In a move directly aimed at expanding their market and boosting slumping sales, Harley-Davidson has announced radical changes in their product line including an all-electric sport bike. The announcement of the new electric bikes comes on the heels of Harley-Davidson’s announcement of their investment in electric motorcycle company Alta Motors. Harley-Davidson have multiple motorbikes for sale so if you’re looking to buy one, you’ll be spoilt for choice! You may even find it useful to read this Harley-Davidson Sportster Buying Guide if you’re unsure of which bike is best for you.
While the company was keen to make it clear that they would continue to develop and improve their lineup of internal combustion-powered cruisers, the announcement comes apart of a long-term plan by Harley to develop 2 million new motorcycle owners in the U.S. by the year 2027.
The LiveWire electric sport bike, which first debuted as a prototype in 2014, will go on sale summer 2019. It features a 55 kW, oil-cooled, longitudinally-mounted three-phase induction electric motor generating 52 lb-ft of torque, 74 horsepower and will weigh 460 lbs. The bike will feature a direct drive, single-speed transmission and a belt via bevel gear final drive. While no official performance or range numbers have been released, the prototype’s range was in the 220-mile range.
In a move that goes against Harley-Davidson’s traditionally tight lipped stance on discussing future plans or models, the company laid out a full line of electric-powered bikes featuring everything from a lightweight scrambler dirt bike, a utility scooter and what looks to be an electric-assist bicycle. Harley Davidson’s Chief Operating Officer Michelle Kumbier said, “We’re going big in EV with a family of products that will range in size, power, as well as price. When you look at EV you know this is a whole new customer base that we are bringing in.”
The sudden change in attitude towards revealing plans for the future is in no doubt aimed at calming shareholder’s nerves in light of poor sales of it’s traditional models combined with the negative impact of tariffs on profits. “We have typically been very conservative,” Senior Vice President and Chief Operating Officer Michelle Kumbier said. “This is very different for us to kind of just blow the doors off and tell you everything that we’re going to be doing over the next five years. It’s just not what we have done, but we are so excited about the direction that we’re going and all the different things that we’re doing that we wanted to get this out into the marketplace right away.”

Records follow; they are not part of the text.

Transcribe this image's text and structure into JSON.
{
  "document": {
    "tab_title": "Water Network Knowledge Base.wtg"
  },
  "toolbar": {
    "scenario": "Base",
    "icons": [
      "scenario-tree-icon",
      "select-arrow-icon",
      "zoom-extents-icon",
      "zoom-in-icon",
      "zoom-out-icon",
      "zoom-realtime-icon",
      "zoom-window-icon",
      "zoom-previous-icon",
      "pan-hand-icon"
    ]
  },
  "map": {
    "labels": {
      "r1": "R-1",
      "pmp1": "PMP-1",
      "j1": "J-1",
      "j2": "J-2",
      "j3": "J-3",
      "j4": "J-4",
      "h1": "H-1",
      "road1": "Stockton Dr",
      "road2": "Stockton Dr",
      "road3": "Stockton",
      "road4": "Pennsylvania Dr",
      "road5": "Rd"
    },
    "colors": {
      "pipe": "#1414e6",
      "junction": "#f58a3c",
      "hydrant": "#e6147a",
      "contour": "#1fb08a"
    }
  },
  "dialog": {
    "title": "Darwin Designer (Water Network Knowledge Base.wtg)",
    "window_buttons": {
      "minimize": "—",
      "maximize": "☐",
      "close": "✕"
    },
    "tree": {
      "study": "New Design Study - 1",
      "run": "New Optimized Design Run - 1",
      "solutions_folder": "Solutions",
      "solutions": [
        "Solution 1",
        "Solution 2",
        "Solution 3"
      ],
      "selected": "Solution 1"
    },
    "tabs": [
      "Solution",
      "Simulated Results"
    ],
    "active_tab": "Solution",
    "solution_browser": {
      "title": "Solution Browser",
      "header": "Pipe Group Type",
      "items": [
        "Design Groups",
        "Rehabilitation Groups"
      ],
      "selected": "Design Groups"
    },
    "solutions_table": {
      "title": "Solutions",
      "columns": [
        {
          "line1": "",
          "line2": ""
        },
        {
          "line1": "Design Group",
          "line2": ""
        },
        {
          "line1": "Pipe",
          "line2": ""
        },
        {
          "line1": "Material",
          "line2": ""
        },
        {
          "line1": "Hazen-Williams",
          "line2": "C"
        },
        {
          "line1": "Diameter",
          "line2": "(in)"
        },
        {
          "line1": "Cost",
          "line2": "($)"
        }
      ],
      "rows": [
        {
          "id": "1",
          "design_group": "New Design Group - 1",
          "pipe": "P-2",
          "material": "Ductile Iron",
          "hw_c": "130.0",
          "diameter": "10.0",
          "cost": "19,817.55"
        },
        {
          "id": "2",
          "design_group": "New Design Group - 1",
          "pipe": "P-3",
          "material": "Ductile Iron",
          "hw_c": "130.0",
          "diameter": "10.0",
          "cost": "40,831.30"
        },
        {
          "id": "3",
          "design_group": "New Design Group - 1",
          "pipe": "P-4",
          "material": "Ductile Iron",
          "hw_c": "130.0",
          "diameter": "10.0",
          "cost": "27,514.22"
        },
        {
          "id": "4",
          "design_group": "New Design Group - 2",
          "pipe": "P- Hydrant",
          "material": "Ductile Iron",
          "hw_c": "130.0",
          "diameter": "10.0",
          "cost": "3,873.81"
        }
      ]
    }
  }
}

Development of the new electric bikes won’t be cheap for Harley Davidson, as the company stated in their most recent investment projections. Plans are to spend $150-$180M on electric vehicle development through the year 2022, which amounts to one-third of their total operating investments over the same time.